Adjoining area on the Lower Level was converted to a Brisbane, California-based The Good Guys! electronics outlet, eventually morphing into a Dave & Barry's apparel and -then- Gold's Gym. Courts and concourses in the mall were also given a face lift.

By this time, Liberty House had been shuttered. The store re-opened as a Bay Area-based Emporium-Capwell in October 1983. This location was "Macy-ated" in early 1996.

Meanwhile, Hayward-based Mervyn's, who had operated a store in downtown San Lorenzo since 1949, moved to a new, 2-level (98,800 square foot) flagship store at SOUTHLAND CENTER. It opened for business January 14, 1995.

Chicago-based General Growth Properties established 100 percent ownership in the shopping venue in December 2002. Its official name morphed to SOUTHLAND MALL around this time. The complex housed 1,284,500 leasable square feet, with one hundred and forty inline stores.

The SOUTHLAND MALL Mervyn's was shuttered in December 2008 and re-opened, as a Wisconsin-based Kohl's, September 30, 2009. A Steve & Barry's University Sportswear closed its doors in early 2009.

In January 2012, SOUTHLAND MALL became one of several GGP properties placed under the newly-formed Rouse Properties REIT, a spin off division devoted to Class B-type shopping hubs. Rouse properties, and its portfolio of thirty-five shopping malls, was sold in July 2016. The buyer was Toronto's Brookfield Asset Management.
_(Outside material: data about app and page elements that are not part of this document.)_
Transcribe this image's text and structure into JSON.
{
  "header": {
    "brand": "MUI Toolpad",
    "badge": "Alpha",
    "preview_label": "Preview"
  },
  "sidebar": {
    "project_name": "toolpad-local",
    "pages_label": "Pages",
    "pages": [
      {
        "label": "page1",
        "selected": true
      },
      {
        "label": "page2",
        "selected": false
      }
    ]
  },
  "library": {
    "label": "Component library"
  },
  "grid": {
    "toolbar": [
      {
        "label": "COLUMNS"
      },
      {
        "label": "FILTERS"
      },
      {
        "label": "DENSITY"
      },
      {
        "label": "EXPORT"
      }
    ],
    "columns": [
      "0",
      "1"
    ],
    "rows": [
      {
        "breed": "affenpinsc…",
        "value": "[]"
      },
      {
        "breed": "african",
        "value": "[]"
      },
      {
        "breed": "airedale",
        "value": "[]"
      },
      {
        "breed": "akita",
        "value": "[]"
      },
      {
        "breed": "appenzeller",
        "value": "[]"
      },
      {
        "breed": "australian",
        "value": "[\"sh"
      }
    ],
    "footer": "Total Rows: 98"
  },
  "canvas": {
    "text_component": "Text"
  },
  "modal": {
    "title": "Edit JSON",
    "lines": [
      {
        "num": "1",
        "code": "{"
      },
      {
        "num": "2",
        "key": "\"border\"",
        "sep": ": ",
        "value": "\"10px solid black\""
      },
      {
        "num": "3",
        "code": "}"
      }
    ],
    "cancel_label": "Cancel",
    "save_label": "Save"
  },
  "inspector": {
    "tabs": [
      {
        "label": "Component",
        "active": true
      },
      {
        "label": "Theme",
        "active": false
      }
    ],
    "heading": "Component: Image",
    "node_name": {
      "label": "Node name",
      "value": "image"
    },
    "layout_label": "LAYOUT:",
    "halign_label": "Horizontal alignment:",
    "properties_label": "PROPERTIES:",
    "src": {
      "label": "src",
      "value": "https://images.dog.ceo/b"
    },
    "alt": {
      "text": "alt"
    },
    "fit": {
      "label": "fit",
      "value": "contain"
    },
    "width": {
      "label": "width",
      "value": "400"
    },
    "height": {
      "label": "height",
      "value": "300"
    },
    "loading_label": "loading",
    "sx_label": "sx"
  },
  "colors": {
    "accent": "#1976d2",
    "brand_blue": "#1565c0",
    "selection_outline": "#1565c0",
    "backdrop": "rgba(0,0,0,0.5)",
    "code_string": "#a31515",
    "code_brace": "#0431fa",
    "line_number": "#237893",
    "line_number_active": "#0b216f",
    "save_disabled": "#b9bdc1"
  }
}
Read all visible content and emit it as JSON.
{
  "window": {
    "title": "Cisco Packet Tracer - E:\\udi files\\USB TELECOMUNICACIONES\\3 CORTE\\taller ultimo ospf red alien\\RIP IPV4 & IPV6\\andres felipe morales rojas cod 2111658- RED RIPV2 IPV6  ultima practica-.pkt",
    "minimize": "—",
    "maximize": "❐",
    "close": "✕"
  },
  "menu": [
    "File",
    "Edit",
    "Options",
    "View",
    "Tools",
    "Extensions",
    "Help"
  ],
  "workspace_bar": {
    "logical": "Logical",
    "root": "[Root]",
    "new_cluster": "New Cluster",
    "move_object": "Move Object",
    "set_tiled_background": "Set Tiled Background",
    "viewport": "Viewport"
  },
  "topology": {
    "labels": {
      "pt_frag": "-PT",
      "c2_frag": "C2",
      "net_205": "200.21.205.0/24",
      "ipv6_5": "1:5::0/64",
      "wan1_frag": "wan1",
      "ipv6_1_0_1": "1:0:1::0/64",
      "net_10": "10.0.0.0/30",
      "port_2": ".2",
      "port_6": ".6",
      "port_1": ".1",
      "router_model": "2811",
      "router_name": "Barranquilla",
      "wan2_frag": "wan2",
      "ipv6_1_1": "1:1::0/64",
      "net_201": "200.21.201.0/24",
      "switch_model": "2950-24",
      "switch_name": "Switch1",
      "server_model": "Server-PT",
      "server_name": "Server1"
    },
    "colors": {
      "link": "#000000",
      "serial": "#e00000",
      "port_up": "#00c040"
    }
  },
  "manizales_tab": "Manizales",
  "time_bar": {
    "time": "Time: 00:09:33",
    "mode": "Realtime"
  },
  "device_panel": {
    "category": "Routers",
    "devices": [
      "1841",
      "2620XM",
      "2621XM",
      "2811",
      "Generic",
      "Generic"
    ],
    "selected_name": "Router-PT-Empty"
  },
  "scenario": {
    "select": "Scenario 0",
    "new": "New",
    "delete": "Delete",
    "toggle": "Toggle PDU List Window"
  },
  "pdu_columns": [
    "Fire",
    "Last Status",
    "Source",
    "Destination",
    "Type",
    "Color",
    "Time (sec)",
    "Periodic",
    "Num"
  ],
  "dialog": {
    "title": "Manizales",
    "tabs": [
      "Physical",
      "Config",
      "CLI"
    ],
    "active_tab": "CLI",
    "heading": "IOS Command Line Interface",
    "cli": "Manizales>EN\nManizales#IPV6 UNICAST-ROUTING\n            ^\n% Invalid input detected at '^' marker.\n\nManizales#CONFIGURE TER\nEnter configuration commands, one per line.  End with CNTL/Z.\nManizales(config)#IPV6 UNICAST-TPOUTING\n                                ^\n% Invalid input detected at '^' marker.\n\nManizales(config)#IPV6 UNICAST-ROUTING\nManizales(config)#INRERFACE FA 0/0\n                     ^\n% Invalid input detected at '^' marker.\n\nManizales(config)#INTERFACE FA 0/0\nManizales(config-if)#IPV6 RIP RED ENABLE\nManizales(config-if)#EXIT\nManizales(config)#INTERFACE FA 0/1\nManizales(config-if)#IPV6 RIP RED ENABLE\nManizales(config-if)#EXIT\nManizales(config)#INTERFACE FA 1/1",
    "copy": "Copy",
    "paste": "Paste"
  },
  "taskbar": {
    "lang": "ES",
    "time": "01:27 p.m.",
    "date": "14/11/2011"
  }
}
Meanwhile, Kohl's was shuttered January 17, 2014. The building was remodeled and re-opened, as a Dick's Sporting Goods, on July 8, 2016. Soon after, plans for a new in-mall multiplex were announced. The Century Theatres Southland Mall 5 would be built in the southeast corner of the shopping facility, taking space previously occupied by inline stores. The venue showed its first features in late 2017.

Sources:

www.bigmallrat.com / Scott P. webmaster
www.haywardareahistory / "Palma Ceia Elementary School and Neighborhood" / Dean Dizikes
Comment posts by "Romleys", Randy , Jim and "Mr. Blue Light"
Malls of America Blogspot / Keith Milford webmaster
www.ggp.com (General Growth Properties)
https://hayward.legistar.com
http://www.southlandmall.com
"Carter Hawley Hale Stores" article on Wikipedia
"Southland Mall" article on Wikipedia
www.cinematreasures.org
www.rouseproperties.com
http://alamedasocialservices.org


FAIR USE OF SOUTHLAND CENTER IMAGES:

The images credited to Vano-Wells-Fagliano illustrate a key moment in the mall's history that is described in the article. The images are not replaceable with free-use or public domain images. The use of the images does not limit the copyright owners' rights to distribute the images in any way. The images are being used for non-profit, informational purposes only and their use is not believed to detract from the original images in any way.